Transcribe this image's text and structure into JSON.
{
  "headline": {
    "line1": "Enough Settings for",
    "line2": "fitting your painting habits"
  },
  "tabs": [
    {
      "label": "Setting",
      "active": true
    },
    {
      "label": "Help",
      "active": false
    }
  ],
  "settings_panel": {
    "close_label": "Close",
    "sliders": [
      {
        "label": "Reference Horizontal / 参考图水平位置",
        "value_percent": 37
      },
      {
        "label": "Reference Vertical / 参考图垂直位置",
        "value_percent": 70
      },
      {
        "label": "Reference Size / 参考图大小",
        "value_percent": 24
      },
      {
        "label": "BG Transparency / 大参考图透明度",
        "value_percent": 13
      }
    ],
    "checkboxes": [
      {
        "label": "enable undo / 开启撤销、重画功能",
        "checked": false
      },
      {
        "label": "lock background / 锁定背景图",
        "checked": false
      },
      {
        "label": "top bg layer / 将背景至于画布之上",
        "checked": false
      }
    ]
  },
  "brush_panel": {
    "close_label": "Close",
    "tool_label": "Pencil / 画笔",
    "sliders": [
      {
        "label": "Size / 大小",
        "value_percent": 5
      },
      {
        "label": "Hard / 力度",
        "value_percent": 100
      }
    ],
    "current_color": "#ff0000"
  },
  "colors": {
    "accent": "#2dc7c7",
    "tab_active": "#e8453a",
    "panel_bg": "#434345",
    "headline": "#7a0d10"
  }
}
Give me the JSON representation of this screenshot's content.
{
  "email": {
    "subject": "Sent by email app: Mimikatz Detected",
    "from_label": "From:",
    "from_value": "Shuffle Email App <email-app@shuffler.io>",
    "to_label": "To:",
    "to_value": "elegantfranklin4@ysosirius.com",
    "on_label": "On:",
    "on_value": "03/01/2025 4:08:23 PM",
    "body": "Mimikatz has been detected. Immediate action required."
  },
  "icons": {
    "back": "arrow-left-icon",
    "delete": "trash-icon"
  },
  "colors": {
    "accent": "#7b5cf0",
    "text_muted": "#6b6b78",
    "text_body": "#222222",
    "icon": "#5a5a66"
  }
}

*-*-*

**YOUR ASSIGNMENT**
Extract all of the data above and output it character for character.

**WRITTEN REPLY**
Transcribe this image's text and structure into JSON.
{
  "headline": {
    "line1": "Enough Settings for",
    "line2": "fitting your painting habits"
  },
  "tabs": [
    {
      "label": "Setting",
      "active": true
    },
    {
      "label": "Help",
      "active": false
    }
  ],
  "settings_panel": {
    "close_label": "Close",
    "sliders": [
      {
        "label": "Reference Horizontal / 参考图水平位置",
        "value_percent": 37
      },
      {
        "label": "Reference Vertical / 参考图垂直位置",
        "value_percent": 70
      },
      {
        "label": "Reference Size / 参考图大小",
        "value_percent": 24
      },
      {
        "label": "BG Transparency / 大参考图透明度",
        "value_percent": 13
      }
    ],
    "checkboxes": [
      {
        "label": "enable undo / 开启撤销、重画功能",
        "checked": false
      },
      {
        "label": "lock background / 锁定背景图",
        "checked": false
      },
      {
        "label": "top bg layer / 将背景至于画布之上",
        "checked": false
      }
    ]
  },
  "brush_panel": {
    "close_label": "Close",
    "tool_label": "Pencil / 画笔",
    "sliders": [
      {
        "label": "Size / 大小",
        "value_percent": 5
      },
      {
        "label": "Hard / 力度",
        "value_percent": 100
      }
    ],
    "current_color": "#ff0000"
  },
  "colors": {
    "accent": "#2dc7c7",
    "tab_active": "#e8453a",
    "panel_bg": "#434345",
    "headline": "#7a0d10"
  }
}
Give me the JSON representation of this screenshot's content.
{
  "email": {
    "subject": "Sent by email app: Mimikatz Detected",
    "from_label": "From:",
    "from_value": "Shuffle Email App <email-app@shuffler.io>",
    "to_label": "To:",
    "to_value": "elegantfranklin4@ysosirius.com",
    "on_label": "On:",
    "on_value": "03/01/2025 4:08:23 PM",
    "body": "Mimikatz has been detected. Immediate action required."
  },
  "icons": {
    "back": "arrow-left-icon",
    "delete": "trash-icon"
  },
  "colors": {
    "accent": "#7b5cf0",
    "text_muted": "#6b6b78",
    "text_body": "#222222",
    "icon": "#5a5a66"
  }
}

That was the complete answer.